The Binary Encoder
The first Working Digital Computer module described in the book was the Binary Encoder. Here's what it looked like:
It's job was to accept decimal input from the operator and convert it into binary codes the computer could use. It did this using some clever encoding wheels made from empty thread spools to enter the decimal numbers and light bulbs to display their binary equivalents. So I was going to need some encoding wheels and some panel lights.
Decimal to Binary Encoder
Here is a diagram of the implementation of the Decimal to Binary Encoder from the book.
They used an empty thread spool, wrapped it with uninsulated wire, then covered the wire with paper that had cutouts for the binary codes. Four paperclips were used as contacts to read the codes (I told you there would be paperclips). It was an ingenious design using only the promised household items.
Here is my implementation:
While my design does not use paperclips, I believe it embodies both the concept and spirit of the original. I'm not going for a "pure" replica here. At the end of the day someone should be able to operate the new machine from the instructions in the book, starting with the Decimal to Binary Encoder.
For more details I published my Mostly 3D Printed Binary Encoder design to Instructables.
A Panel Mount LED Socket
Just a small thing but I know I am going to need about 86 console lights for this project. I'm also trying for a "vintage" look. So I come up with these based on the panel lights from the GENIAC computer:
The picture below does not do justice to how nice these look when lit:
Bonus these are really inexpensive to make, a few cents each. The cheapest I could find on Digi-Key was about 50 cents. I have posted the STL files and printing instructions on Thingiverse: Panel Mount LED Socket.
My Input Panel Implementation
From the book, the diagram of the Binary Encoder Panel looked like this:
Here are some pictures of my implementation:
Pretty close I think. Ready to be wired into the rest of the panels.
Next I tackled the Core Memory module.
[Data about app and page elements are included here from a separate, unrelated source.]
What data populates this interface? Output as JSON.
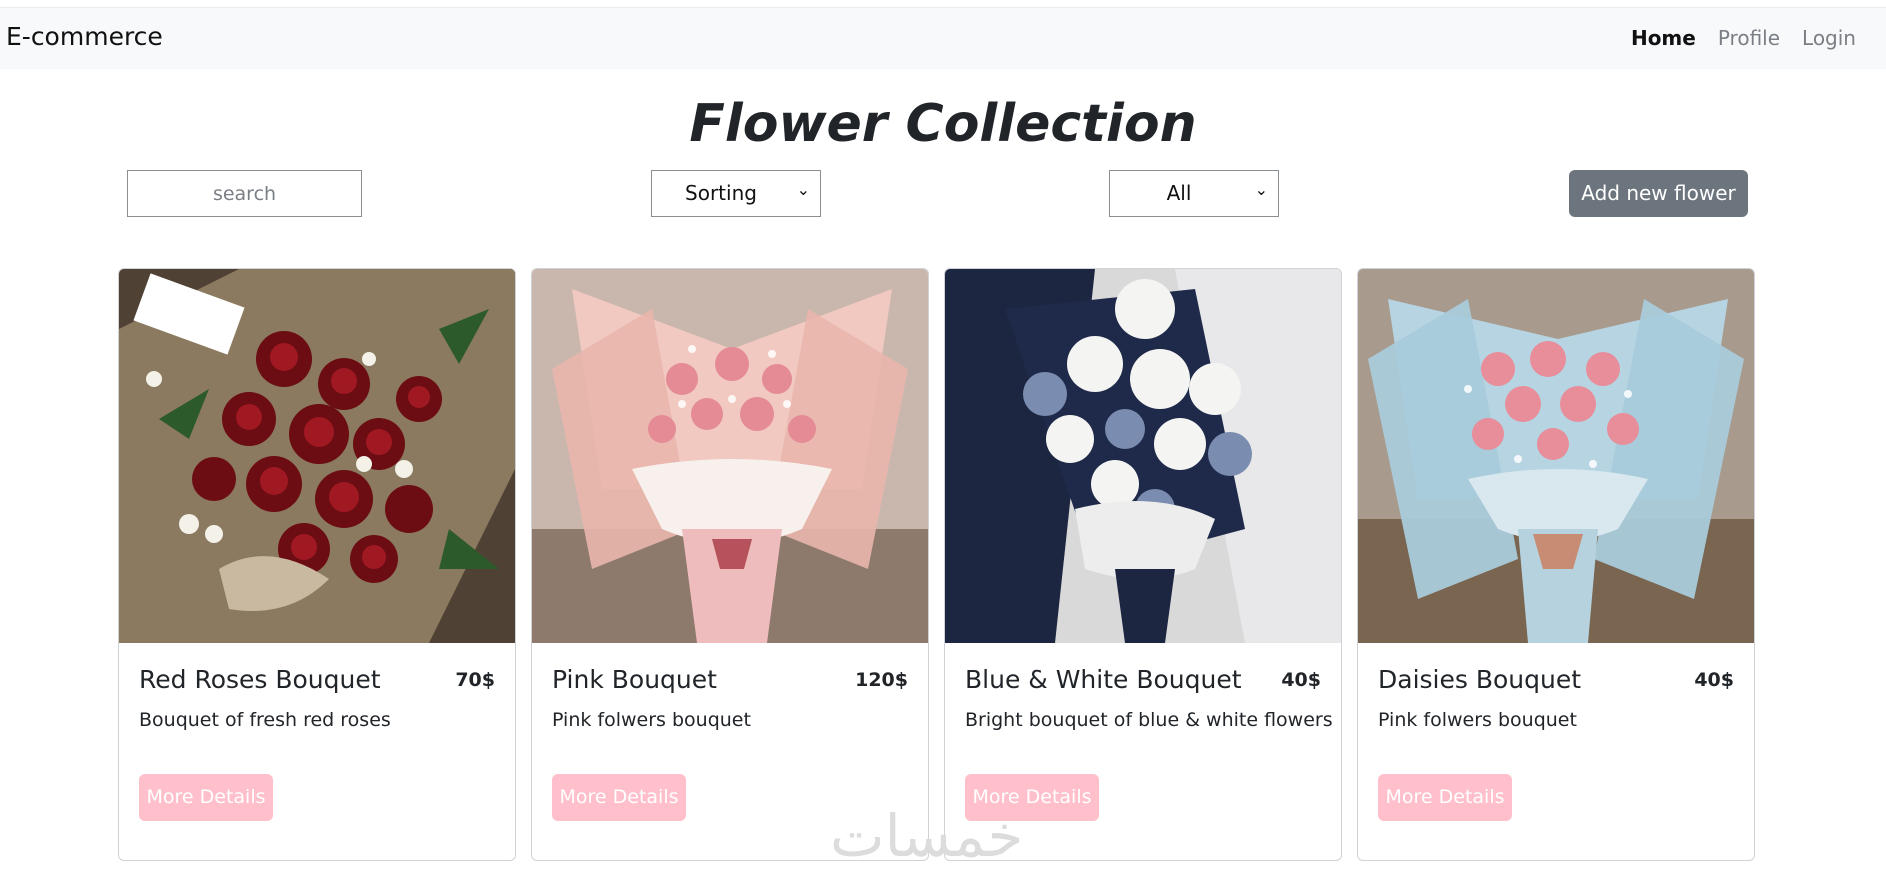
{
  "navbar": {
    "brand": "E-commerce",
    "links": [
      "Home",
      "Profile",
      "Login"
    ]
  },
  "title": "Flower Collection",
  "controls": {
    "search_placeholder": "search",
    "sorting": "Sorting",
    "filter": "All",
    "add_button": "Add new flower"
  },
  "cards": [
    {
      "title": "Red Roses Bouquet",
      "price": "70$",
      "desc": "Bouquet of fresh red roses",
      "button": "More Details"
    },
    {
      "title": "Pink Bouquet",
      "price": "120$",
      "desc": "Pink folwers bouquet",
      "button": "More Details"
    },
    {
      "title": "Blue & White Bouquet",
      "price": "40$",
      "desc": "Bright bouquet of blue & white flowers",
      "button": "More Details"
    },
    {
      "title": "Daisies Bouquet",
      "price": "40$",
      "desc": "Pink folwers bouquet",
      "button": "More Details"
    }
  ],
  "watermark": "خمسات",
  "colors": {
    "navbar_bg": "#f8f9fa",
    "add_button_bg": "#6c757d",
    "details_button_bg": "#ffc0cb"
  }
}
From the book:
This really shows why the book is called the "Paperclip Computer" book. A closeup of this shot appears on the cover.
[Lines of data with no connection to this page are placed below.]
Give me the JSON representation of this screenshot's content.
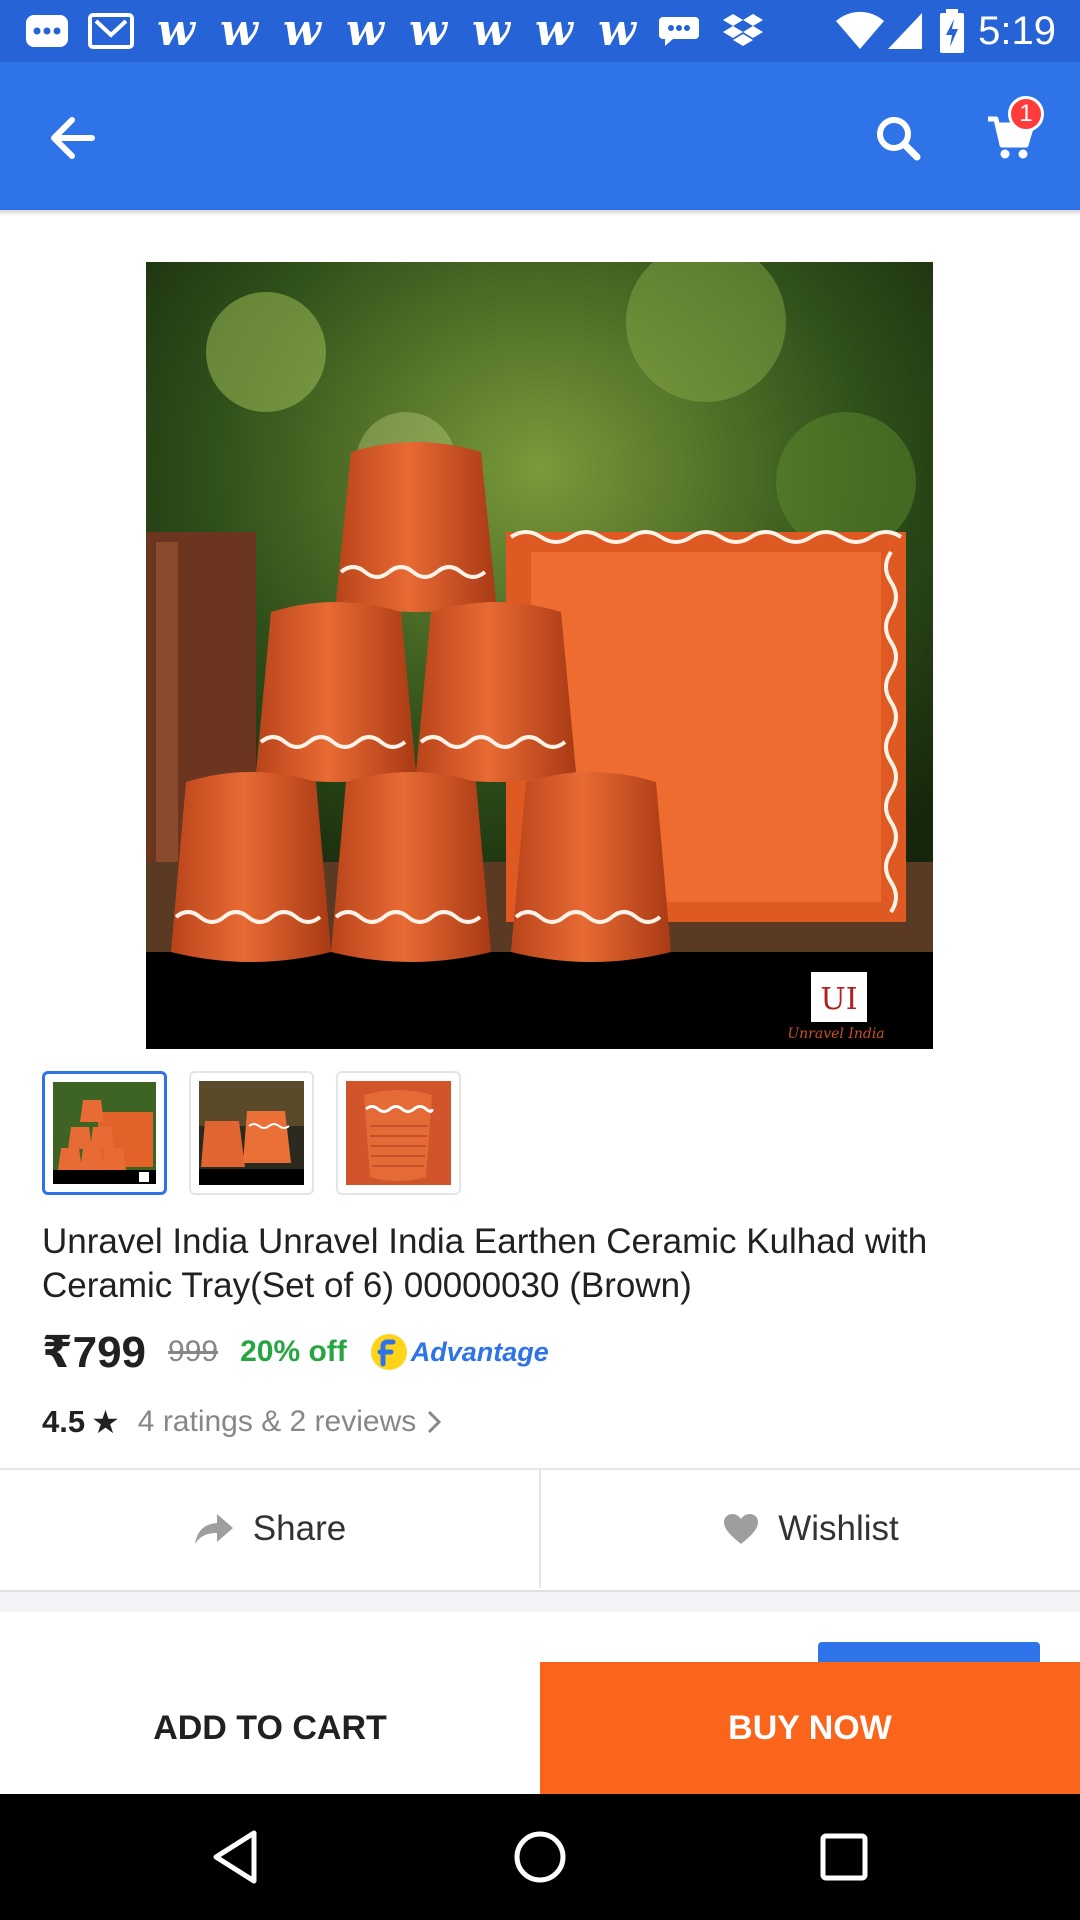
{
  "status_bar": {
    "time": "5:19",
    "notification_icons": [
      "messages-icon",
      "gmail-icon",
      "w-app-icon",
      "w-app-icon",
      "w-app-icon",
      "w-app-icon",
      "w-app-icon",
      "w-app-icon",
      "w-app-icon",
      "w-app-icon",
      "chat-icon",
      "dropbox-icon"
    ],
    "w_glyph": "w",
    "system_icons": [
      "wifi-icon",
      "cellular-icon",
      "battery-charging-icon"
    ]
  },
  "app_bar": {
    "back_icon": "arrow-left-icon",
    "search_icon": "search-icon",
    "cart_icon": "cart-icon",
    "cart_count": "1"
  },
  "product": {
    "image_logo_text": "UI",
    "image_brand_text": "Unravel India",
    "thumbnails_count": 3,
    "selected_thumbnail": 1,
    "title": "Unravel India Unravel India Earthen Ceramic Kulhad with Ceramic Tray(Set of 6) 00000030 (Brown)",
    "price": "₹799",
    "mrp": "999",
    "discount": "20% off",
    "advantage_label": "Advantage",
    "rating": "4.5",
    "rating_star": "★",
    "reviews_text": "4 ratings & 2 reviews"
  },
  "actions": {
    "share_label": "Share",
    "wishlist_label": "Wishlist"
  },
  "bottom_bar": {
    "add_to_cart": "ADD TO CART",
    "buy_now": "BUY NOW"
  },
  "colors": {
    "status_bar": "#2563d6",
    "app_bar": "#2f73e8",
    "buy_now": "#fb641b",
    "discount": "#26a541",
    "badge": "#ff3b3b"
  }
}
The core memory could hold five 4-bit words using 20 paperclip switches. To "select" a word, another paperclip attached to a +1.5V wire would be clipped to the 4 leads for that word lighting up the bulbs at the top of the panel.
Sorry I'm still not going to use paperclips in my build so the 20 memory switches will be replaced with simple toggle switches. The word selector was another matter and I had an idea for that.
A Selector Switch for the Core Panel
Most sizeable projects involve a number of side trips, and this one is no exception. From the Core Memory section of the book: "To read [core] memory, use the clip lead to simultaneously connect all four exposed wires for the address desired. See Fig. F-9."
In adherence to my no paperclip policy for this project I had to come up with an alternate method of selecting one of the five core memory "words". Looking closely at the CT-650 image below it looks like they used a rotary selector switch.
Cool, I could use a variant of my Mostly 3D Printed Rotary Switch, but when I started laying out the Panel it felt more like a slider switch would be a better fit. So I took a little side trip and designed one (based on my rotary switch).
The STL files and and construction details can be found in my Instructable: Mostly 3D Printed Slider Switch.
My Core Panel Implementation
Here is the diagram from the book showing the "Core Memory" panel:
With my slider switch implementation installed, here is my finished panel:
The switches are wired much like a keyboard, with a diode for each switch to prevent "ghosting". (OK...Read more »